His older brother Bill told me, “Pat always had so much energy. He was always bouncing around and from the very beginning loved football. We were always playing it and running down to the stadium to watch my dad’s teams practice. We never knew anything but football….The greatest achievement or athletic accomplishment was Pat’s freshman year. He led the conference in tackles. It was at that moment he just wasn’t my dad’s son, but his own man. I was so proud of him.”

When Bill is back at Spartan Stadium or wherever the Spartans play on a regular basis, he knows having grown up in the business what it is like experiencing both the good and bad with Pat like he did his father. “The torture, the ridicule, the comments under their breath from fans is so hard, but you just have to learn to tune it out and know that they don’t usually know what is going on inside the program.”

Teresa tells of Pat and his sense of humor and love that reminds her of her father. “Pat is amazing and caring. Sometimes he doesn’t know how to show what he feels, but when he does he amazes you. On the day I got married he walked up to me and gave me a big hug and a kiss and told me that he was kissing me for the last time as a Narduzzi. It made me cry just before I walked down the aisle. I will never forget that or maybe forgive that. Making a girl cry just before she walks down the aisle. I do love and adore him.”

It is the fired up emotional leader on the sidelines that the TV cameras show, but the late night hugs of players and phone calls to family that tell you who Pat Narduzzi really is.

On the night I called Angie she was busy watching last year’s Iowa drubbing of Michigan State. I asked her if she could have picked a better game to which this self admitted football fanatic said, “You have to learn from this one.” How true.

The learning has never stopped. Twenty-three years after the death of Coach this family is thriving. They are close, loving, compassionate, and kind. On football Saturdays from Mexico City, where Pat’s brother Bradley lives as an artist, to New Jersey the Narduzzi family gathers in spirit to keep Coach alive and root on little Pat.

A great job, a wife that he cherishes with the same adoration he has for his mother, a super family, and all the love you can imagine have Pat Narduzzi secure in himself. If you asked him the title he loves most it is simply Angie’s son or Donna’s husband. I asked him what his mother meant and he paused, gained his composure and said, “Everything. She saved our family. I picked a fantastic woman like my mother and try to be an example of what she was.”

When asked what his siblings mean to him…“They’re the best. Everything. I am so proud to be their brother and want to make them proud.

Somewhere Coach Narduzzi has the vantage point of watching his son. He shares his passion, spirit, drive, and character with Pat. Pat Narduzzi is a lot of things. If you think it starts and ends with football you are wrong. This man is a lot more, most importantly a Narduzzi: Coach’s son, Bill’s Brother, Teresa’s tyrant older brother, and Angie’s little Pat. To us, he is the best defensive coordinator in the Big Ten.

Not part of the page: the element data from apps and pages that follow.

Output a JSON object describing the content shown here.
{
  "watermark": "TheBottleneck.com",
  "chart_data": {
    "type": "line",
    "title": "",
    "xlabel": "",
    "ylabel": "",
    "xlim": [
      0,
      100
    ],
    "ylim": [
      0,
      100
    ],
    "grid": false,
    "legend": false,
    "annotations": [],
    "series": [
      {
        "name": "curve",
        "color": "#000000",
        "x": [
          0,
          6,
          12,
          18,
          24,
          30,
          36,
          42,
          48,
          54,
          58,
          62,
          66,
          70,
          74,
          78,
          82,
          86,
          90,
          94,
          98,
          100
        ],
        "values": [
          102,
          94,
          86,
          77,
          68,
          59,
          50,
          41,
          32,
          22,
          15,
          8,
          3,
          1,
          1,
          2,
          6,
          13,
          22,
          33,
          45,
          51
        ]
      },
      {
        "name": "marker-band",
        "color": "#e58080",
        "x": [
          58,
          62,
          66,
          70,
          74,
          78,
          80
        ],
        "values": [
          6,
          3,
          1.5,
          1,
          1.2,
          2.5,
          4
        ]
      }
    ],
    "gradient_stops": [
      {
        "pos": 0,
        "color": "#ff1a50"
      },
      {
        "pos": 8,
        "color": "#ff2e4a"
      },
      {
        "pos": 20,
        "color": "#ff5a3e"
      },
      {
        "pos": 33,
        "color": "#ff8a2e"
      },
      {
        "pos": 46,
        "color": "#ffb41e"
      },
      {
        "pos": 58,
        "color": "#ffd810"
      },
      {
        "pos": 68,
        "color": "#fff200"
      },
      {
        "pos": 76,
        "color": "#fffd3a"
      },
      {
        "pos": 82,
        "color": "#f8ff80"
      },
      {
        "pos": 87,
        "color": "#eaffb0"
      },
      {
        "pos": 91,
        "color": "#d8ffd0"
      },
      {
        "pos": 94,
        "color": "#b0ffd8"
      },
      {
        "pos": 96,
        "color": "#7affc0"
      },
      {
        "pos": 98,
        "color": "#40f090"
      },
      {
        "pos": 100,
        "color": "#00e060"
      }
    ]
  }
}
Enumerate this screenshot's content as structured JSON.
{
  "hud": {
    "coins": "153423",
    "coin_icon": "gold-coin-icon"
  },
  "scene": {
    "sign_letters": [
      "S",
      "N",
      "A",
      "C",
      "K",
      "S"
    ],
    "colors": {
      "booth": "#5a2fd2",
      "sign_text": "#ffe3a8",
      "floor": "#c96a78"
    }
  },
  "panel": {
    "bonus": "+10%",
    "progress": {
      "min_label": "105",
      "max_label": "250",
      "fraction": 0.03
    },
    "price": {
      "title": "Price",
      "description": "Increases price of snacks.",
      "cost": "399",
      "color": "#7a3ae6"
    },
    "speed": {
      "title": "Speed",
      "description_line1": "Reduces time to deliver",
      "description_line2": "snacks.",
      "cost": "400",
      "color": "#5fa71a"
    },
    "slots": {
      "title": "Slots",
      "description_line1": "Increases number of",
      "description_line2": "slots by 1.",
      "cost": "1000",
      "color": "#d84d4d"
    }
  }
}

This article is reprinted from Spartan Nation Magazine. If you are not a subscriber simply click the SNMagazine ICON on the front of and follow the prompts to get your 100% FREE subscription.